Directions ▸ Count the lines below that contain the word "video", and reply with that number alone.

Data entries ▸

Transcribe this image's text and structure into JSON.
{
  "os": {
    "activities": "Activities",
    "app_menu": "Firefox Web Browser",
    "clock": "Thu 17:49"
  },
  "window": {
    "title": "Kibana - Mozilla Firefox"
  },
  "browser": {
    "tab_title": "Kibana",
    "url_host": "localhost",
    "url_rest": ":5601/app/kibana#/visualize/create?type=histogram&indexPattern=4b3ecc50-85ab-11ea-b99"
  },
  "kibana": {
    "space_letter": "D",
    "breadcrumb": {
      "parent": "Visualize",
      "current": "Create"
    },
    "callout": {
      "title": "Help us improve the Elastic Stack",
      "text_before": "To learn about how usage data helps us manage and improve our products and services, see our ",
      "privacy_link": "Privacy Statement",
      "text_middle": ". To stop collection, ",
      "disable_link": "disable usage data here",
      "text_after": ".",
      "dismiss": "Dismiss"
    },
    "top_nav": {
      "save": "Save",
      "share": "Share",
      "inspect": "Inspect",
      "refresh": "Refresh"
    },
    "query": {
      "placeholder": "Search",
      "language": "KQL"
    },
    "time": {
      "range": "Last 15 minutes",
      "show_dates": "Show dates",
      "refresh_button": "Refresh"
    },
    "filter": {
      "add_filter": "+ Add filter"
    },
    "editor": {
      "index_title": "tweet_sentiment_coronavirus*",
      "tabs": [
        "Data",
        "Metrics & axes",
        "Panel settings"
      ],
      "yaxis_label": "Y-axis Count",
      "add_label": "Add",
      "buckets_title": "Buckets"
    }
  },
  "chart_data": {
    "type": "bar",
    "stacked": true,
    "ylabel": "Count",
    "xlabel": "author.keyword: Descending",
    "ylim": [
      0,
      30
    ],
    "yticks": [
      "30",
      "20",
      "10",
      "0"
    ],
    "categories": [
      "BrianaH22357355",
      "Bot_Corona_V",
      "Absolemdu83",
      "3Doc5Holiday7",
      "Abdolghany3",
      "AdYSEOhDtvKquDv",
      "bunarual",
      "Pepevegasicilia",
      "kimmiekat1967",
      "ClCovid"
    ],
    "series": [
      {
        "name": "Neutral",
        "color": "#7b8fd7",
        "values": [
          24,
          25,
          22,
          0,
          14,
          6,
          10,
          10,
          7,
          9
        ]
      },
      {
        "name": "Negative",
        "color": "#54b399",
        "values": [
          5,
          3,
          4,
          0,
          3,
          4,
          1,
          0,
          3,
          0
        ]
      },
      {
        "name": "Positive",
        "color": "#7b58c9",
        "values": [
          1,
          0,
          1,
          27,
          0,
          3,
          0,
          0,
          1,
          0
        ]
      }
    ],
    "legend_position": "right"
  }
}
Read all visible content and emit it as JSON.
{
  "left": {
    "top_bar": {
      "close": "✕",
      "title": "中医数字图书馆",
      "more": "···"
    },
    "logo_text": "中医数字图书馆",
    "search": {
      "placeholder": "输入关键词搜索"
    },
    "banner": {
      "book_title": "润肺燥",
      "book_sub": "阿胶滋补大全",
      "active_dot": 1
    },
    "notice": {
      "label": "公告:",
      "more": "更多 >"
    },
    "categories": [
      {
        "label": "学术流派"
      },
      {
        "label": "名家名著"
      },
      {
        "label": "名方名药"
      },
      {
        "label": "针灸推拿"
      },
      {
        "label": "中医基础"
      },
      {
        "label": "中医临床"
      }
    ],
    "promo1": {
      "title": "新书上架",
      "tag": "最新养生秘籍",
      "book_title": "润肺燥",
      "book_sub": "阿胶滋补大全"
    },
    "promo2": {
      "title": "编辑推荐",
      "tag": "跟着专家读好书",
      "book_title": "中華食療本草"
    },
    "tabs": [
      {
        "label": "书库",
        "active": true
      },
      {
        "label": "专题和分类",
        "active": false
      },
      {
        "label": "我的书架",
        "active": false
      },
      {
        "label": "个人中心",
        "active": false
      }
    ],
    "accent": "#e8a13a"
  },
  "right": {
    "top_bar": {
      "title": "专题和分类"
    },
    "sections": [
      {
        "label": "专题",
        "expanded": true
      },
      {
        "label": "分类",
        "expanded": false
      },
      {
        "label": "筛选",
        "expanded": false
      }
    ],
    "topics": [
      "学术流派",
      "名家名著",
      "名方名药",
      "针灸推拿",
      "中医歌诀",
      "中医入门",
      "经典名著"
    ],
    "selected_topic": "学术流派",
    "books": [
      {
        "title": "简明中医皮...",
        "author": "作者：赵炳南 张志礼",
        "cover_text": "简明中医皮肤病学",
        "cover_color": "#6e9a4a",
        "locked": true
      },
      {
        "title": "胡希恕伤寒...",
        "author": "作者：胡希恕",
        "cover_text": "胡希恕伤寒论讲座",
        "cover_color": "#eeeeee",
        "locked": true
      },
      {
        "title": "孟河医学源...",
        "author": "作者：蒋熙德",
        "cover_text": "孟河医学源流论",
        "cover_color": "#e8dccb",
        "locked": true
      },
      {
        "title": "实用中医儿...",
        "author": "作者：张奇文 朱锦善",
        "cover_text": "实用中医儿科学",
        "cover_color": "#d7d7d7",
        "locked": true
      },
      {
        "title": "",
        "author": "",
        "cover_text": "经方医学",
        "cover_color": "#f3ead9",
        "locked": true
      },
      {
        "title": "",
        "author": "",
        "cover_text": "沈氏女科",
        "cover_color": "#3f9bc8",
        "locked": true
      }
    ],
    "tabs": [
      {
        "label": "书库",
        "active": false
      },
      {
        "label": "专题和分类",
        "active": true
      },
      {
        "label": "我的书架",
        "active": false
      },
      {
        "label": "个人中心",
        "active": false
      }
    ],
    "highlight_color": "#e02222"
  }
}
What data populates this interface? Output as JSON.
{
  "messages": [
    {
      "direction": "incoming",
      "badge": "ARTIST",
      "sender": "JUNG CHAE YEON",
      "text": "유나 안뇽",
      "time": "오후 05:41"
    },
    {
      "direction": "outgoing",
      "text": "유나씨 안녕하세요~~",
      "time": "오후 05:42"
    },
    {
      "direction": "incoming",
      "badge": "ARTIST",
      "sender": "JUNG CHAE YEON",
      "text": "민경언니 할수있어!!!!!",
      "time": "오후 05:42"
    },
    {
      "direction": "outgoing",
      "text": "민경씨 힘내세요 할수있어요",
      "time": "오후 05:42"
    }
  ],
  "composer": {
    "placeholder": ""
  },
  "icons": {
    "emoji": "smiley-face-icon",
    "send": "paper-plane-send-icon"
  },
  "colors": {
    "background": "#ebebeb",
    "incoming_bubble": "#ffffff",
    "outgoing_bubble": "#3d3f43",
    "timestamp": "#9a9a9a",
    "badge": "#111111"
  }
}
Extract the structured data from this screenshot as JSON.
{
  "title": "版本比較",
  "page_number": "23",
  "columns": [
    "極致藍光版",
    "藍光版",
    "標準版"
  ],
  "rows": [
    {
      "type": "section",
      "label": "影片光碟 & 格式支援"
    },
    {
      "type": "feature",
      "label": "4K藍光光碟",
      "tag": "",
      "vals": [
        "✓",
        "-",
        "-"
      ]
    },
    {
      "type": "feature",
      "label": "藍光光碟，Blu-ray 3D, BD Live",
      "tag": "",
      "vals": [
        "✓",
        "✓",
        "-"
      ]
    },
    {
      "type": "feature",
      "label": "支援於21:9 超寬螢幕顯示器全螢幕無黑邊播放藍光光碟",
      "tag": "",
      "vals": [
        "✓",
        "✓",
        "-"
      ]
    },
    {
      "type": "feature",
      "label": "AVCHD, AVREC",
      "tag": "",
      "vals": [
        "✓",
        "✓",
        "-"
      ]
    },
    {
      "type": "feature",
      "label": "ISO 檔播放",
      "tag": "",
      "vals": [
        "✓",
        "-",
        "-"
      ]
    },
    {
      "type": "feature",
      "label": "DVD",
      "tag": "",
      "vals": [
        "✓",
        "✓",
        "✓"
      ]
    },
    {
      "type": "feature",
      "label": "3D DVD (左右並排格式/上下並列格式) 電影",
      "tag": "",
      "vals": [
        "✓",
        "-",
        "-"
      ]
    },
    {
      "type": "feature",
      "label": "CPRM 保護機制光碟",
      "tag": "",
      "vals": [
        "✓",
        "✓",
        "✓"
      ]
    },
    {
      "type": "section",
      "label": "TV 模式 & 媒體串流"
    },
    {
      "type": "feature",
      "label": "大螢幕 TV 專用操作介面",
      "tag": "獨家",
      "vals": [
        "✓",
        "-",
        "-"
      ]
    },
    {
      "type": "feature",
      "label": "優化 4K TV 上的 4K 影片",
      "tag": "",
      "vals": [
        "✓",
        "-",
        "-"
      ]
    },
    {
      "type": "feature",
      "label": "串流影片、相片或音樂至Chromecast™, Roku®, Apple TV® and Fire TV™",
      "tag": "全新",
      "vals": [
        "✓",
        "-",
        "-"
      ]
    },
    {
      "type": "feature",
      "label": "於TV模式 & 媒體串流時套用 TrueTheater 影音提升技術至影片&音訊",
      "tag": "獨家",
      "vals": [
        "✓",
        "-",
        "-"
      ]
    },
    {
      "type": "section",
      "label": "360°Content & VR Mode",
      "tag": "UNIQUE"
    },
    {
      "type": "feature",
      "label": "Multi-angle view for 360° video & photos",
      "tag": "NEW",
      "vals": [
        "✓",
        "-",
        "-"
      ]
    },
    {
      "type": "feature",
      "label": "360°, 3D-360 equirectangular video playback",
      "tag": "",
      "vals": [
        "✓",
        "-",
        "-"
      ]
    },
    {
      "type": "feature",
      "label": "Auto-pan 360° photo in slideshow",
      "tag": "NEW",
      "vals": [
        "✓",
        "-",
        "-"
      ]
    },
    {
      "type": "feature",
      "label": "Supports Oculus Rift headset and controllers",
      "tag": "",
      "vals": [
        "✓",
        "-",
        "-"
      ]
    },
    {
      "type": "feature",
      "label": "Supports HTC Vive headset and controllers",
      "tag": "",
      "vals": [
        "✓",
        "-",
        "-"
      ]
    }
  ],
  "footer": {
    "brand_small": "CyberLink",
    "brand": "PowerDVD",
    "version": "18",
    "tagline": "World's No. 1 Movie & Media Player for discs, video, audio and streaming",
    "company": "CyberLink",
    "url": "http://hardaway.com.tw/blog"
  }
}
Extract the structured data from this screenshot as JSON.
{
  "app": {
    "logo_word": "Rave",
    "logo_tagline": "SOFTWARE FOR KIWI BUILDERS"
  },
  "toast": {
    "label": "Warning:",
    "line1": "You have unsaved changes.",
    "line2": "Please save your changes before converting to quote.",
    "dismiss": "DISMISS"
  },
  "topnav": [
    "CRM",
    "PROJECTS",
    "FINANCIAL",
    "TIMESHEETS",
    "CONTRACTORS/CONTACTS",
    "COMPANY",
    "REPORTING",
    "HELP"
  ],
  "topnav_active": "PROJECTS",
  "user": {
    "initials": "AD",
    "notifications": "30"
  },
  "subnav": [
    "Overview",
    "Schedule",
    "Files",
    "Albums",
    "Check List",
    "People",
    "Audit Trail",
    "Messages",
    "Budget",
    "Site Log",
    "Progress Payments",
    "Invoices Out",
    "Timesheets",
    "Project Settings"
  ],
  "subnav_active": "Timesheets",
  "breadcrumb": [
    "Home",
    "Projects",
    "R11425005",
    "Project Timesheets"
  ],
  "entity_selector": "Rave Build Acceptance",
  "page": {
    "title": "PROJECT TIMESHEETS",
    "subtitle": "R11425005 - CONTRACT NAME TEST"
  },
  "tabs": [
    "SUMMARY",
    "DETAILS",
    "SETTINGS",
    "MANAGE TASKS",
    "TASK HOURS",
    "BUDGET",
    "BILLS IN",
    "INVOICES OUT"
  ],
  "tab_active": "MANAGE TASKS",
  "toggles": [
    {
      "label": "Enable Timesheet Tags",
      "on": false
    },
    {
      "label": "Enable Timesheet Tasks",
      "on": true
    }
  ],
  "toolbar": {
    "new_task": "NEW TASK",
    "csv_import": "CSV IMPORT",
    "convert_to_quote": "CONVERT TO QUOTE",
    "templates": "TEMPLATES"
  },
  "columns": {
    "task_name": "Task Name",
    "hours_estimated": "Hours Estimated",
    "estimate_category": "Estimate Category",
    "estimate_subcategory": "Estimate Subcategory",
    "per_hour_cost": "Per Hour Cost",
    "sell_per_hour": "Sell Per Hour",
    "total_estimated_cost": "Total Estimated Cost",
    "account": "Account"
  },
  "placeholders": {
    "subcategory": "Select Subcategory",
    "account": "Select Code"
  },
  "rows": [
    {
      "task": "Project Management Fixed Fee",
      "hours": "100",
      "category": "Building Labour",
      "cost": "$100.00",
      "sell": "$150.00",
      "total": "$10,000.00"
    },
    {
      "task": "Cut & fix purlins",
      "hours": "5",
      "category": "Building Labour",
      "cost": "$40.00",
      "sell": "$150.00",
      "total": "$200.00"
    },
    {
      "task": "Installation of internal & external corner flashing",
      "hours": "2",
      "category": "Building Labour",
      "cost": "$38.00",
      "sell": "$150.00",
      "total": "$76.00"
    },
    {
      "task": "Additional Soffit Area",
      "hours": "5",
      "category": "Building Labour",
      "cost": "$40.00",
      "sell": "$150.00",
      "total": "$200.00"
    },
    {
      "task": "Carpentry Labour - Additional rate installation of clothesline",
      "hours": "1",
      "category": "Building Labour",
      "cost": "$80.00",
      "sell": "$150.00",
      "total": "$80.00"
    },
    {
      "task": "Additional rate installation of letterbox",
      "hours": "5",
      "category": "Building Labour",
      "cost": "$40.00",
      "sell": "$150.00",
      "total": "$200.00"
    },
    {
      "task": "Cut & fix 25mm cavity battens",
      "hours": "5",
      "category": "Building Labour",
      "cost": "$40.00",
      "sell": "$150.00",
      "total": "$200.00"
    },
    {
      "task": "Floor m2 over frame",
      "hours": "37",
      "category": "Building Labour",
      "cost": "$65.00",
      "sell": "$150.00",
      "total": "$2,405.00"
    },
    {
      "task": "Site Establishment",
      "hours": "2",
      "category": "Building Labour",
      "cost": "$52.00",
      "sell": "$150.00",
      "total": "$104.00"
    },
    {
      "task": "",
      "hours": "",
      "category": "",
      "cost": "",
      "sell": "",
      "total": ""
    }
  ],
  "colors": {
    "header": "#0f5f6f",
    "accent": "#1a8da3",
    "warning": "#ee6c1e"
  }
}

Reply to the exercise ▸ 3